Proceedings of the American Catholic Philosophical Association

Volume 94, 2020

The Good, the True, the Beautiful: Through and of the Ages

Ryan Michael Miller
Pages 139-151

Aesthetic Truth Through the Ages
A Lonerganian Theory of Art History
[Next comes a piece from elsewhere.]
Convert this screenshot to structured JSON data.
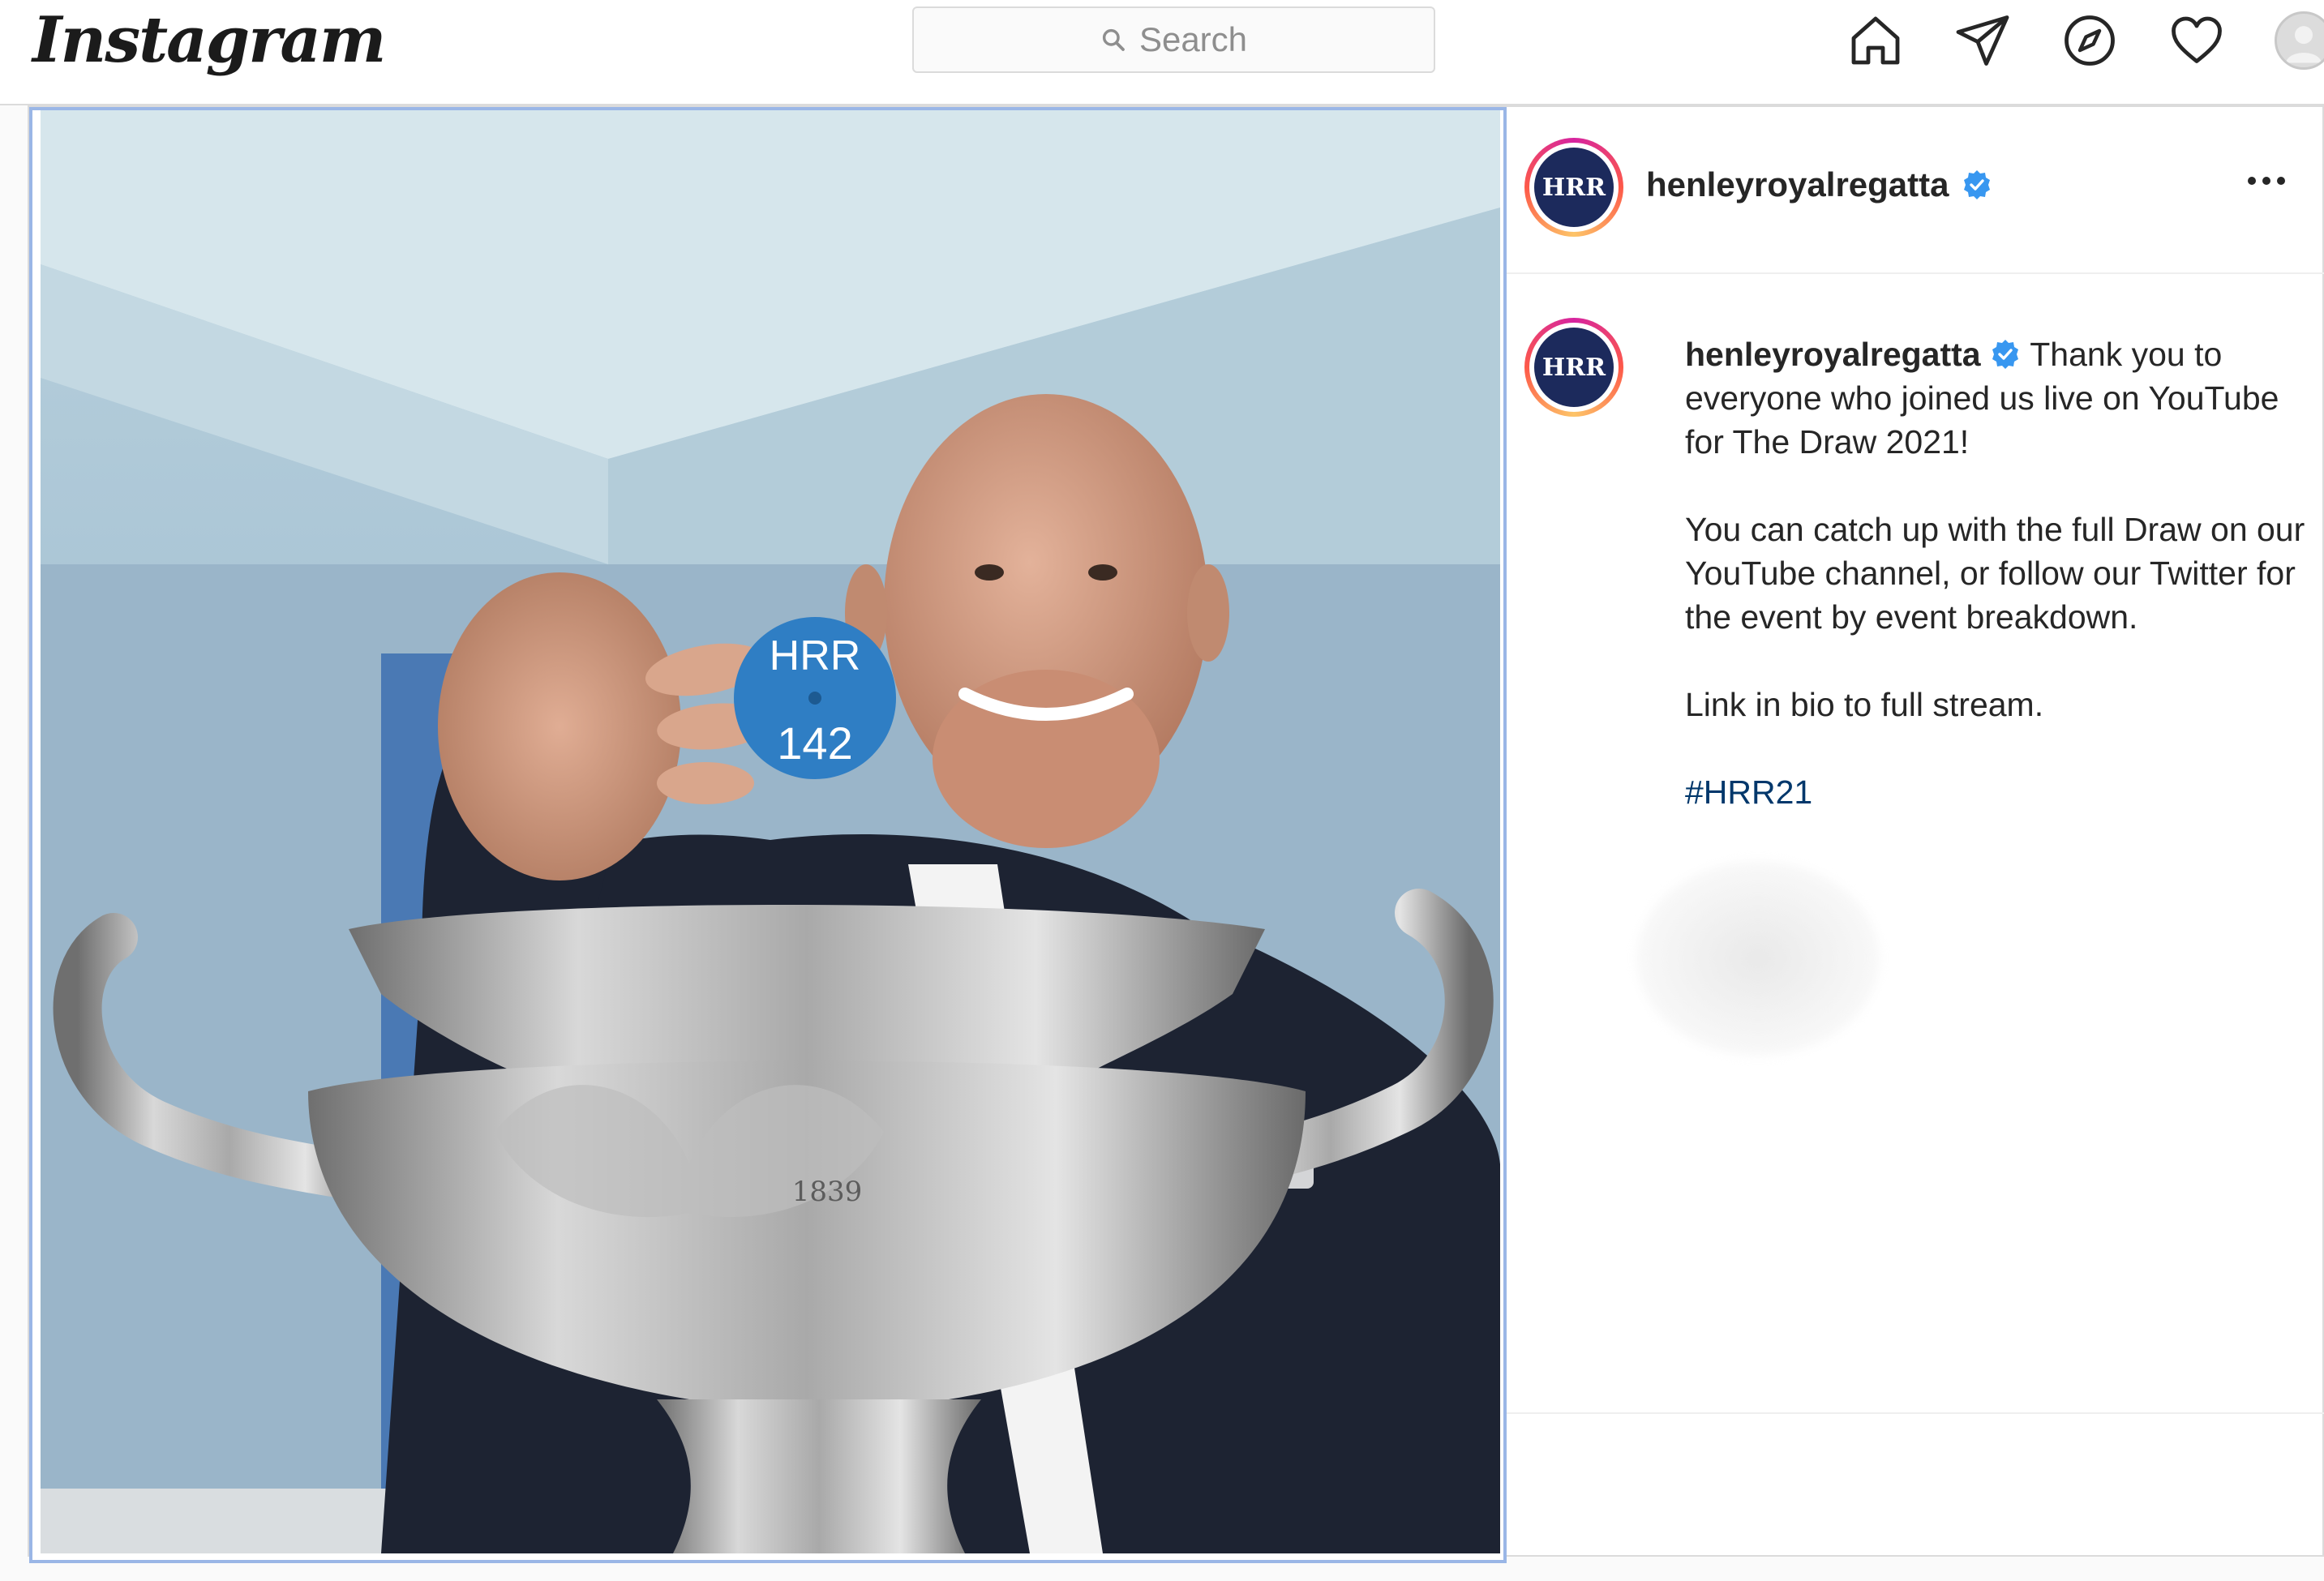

Classical authors were generally artistic realists. The predominant aesthetic theory was mimesis, which saw the truth of art as its successful representation of reality. High modernists rejected this aesthetic theory as lifeless, seeing the truth of art as its subjective expression. This impasse has serious consequences for both the Church and the public square. Moving forward requires both, first, an appreciation of the strengths and weaknesses of the high modernist critique of classical mimetic theory, and, second, a theory of truth which makes adequate reference to both subject and object. This paper argues that Lonergan offers just such an account of truth, and so cashes out the high modernist rejection of classical mimesis in Lonergan’s terms, thereby creating the opportunity for a synthesis of the two views.